Toledo Free Press was honored to be a sponsor of the May 31 China Business Summit, presented by Communica at The Toledo Club.
With more than 400 million people in its middle class alone, China presents an incredible market.
As reported by Toledo Free Press Staff Writer Morgan Delp, all of the speakers at the event talked about the challenges and benefits of expansion into China.
In addition to the four main presentations, the event included brief remarks from Jim Rush, executive vice president and head of business development at Communica, Debbie Monagan, president of Communica, Mayor Mike Bell and Regional Growth Partnership President and CEO Dean Monske. Minhua Wu from the Confucius Institute at the University of Toledo also presented on the institute’s Chinese language and culture courses, which it offers to teachers, business people and students in the area.

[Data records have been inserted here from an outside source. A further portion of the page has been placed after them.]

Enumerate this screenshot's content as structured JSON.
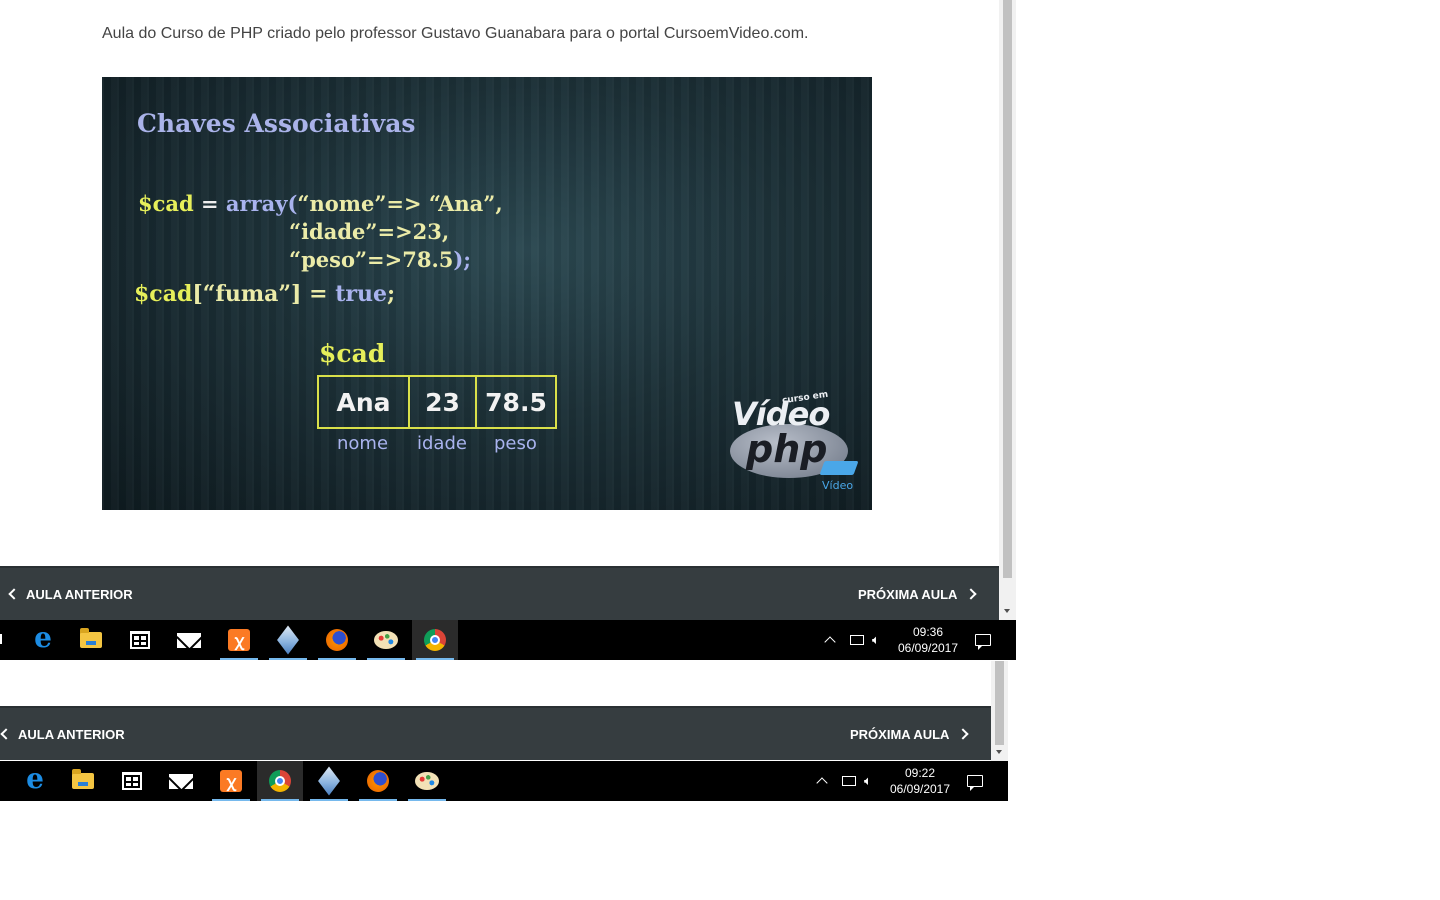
{
  "article": {
    "intro_text": "Aula do Curso de PHP criado pelo professor Gustavo Guanabara para o portal CursoemVideo.com."
  },
  "video": {
    "slide_title": "Chaves Associativas",
    "code_line1": {
      "var": "$cad",
      "eq": " = ",
      "fn": "array(",
      "str": "“nome”=> “Ana”,"
    },
    "code_line2": "“idade”=>23,",
    "code_line3": {
      "str": "“peso”=>78.5",
      "close": ");"
    },
    "code_line4": {
      "var": "$cad",
      "bracket": "[“fuma”] = ",
      "bool": "true",
      "semi": ";"
    },
    "array_label": "$cad",
    "cells": [
      "Ana",
      "23",
      "78.5"
    ],
    "keys": [
      "nome",
      "idade",
      "peso"
    ],
    "logo": {
      "curso": "curso em",
      "video": "Vídeo",
      "php": "php",
      "sub": "Vídeo"
    }
  },
  "nav": {
    "prev_label": "AULA ANTERIOR",
    "next_label": "PRÓXIMA AULA"
  },
  "taskbar_top": {
    "time": "09:36",
    "date": "06/09/2017",
    "apps": [
      "edge-icon",
      "file-explorer-icon",
      "store-icon",
      "mail-icon",
      "xampp-icon",
      "virtualbox-icon",
      "firefox-icon",
      "paint-icon",
      "chrome-icon"
    ]
  },
  "taskbar_bottom": {
    "time": "09:22",
    "date": "06/09/2017",
    "apps": [
      "edge-icon",
      "file-explorer-icon",
      "store-icon",
      "mail-icon",
      "xampp-icon",
      "chrome-icon",
      "virtualbox-icon",
      "firefox-icon",
      "paint-icon"
    ]
  },
  "colors": {
    "navbar": "#363d40",
    "taskbar": "#000000",
    "accent_underline": "#76b9ed",
    "slide_yellow": "#e6ef5a",
    "slide_blue": "#a9b3ee"
  }
}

“You cannot be successful in any foreign market unless you know the challenges,” said William Sinn, president of the Cleveland-based Sinn & Company consultancy.
He said these challenges include a language barrier even within the country of China, due to all of the different dialects. When illustrating the drastic language difference amongst neighboring towns in China by comparing them to Ohio cities, Sinn said that unless using the same dialect, “Toledo could not talk to Bowling Green.” He said that acquiring a skilled and reliable translator was essential in overcoming this obstacle.

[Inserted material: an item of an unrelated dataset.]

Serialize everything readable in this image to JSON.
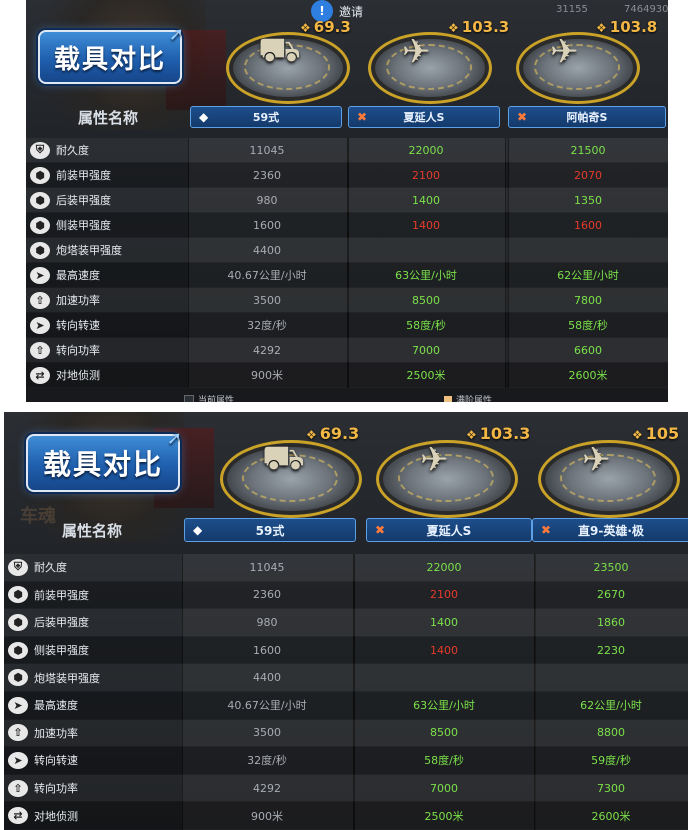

John Tang, attorney and head of the Shanghai-based Brennan, Manna & Diamond group in Akron, said a big aspect of Chinese culture is that people focus on outward appearances because they are extremely concerned with “saving face,” or retaining a respectable image.

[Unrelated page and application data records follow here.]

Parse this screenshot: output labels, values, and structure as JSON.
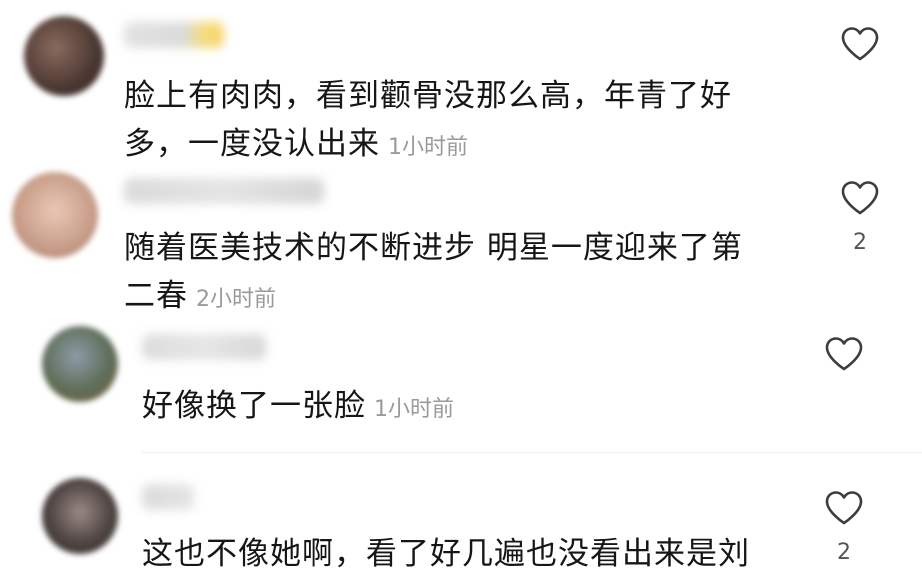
{
  "comments": [
    {
      "text_line1": "脸上有肉肉，看到颧骨没那么高，年青了好",
      "text_line2": "多，一度没认出来",
      "time": "1小时前",
      "likes": ""
    },
    {
      "text_line1": "随着医美技术的不断进步 明星一度迎来了第",
      "text_line2": "二春",
      "time": "2小时前",
      "likes": "2"
    },
    {
      "text_line1": "好像换了一张脸",
      "time": "1小时前",
      "likes": ""
    },
    {
      "text_line1": "这也不像她啊，看了好几遍也没看出来是刘",
      "likes": "2"
    }
  ]
}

Tang gave the example of the successful American chain, Victoria’s Secret, which tried to expand into China, but had to scale back because the Chinese were not interested in spending money on undergarments that could not be seen by others.
Wei Shen, managing director of BridgeConnect LLC in Bloomfield Hills, Mich., said Americans need to understand that business deals cannot be made on the first visit with potential Chinese clients. She said gaining the respect of potential clients and having patience in negotiations are key to gaining wealth in China.
However, many differing aspects of the Chinese way of life offer promising business opportunities, Tang said.
“China is very polluted due to the factories, and the government knows that, so if you are in an industry with environmentally friendly products, they’ll offer a lot of incentives and open a lot of doors for you,” he said.
Toledo Free Press has long advocated bringing international business to Toledo, and has supported the Bell administration’s efforts to do so. We will continue to support events such as the China Business Summit and urge local entrepreneurs to continue to engage in the global conversation.
Thomas F. Pounds is president and publisher of Toledo Free Press and Toledo Free Press Star. Contact him at email@example.com.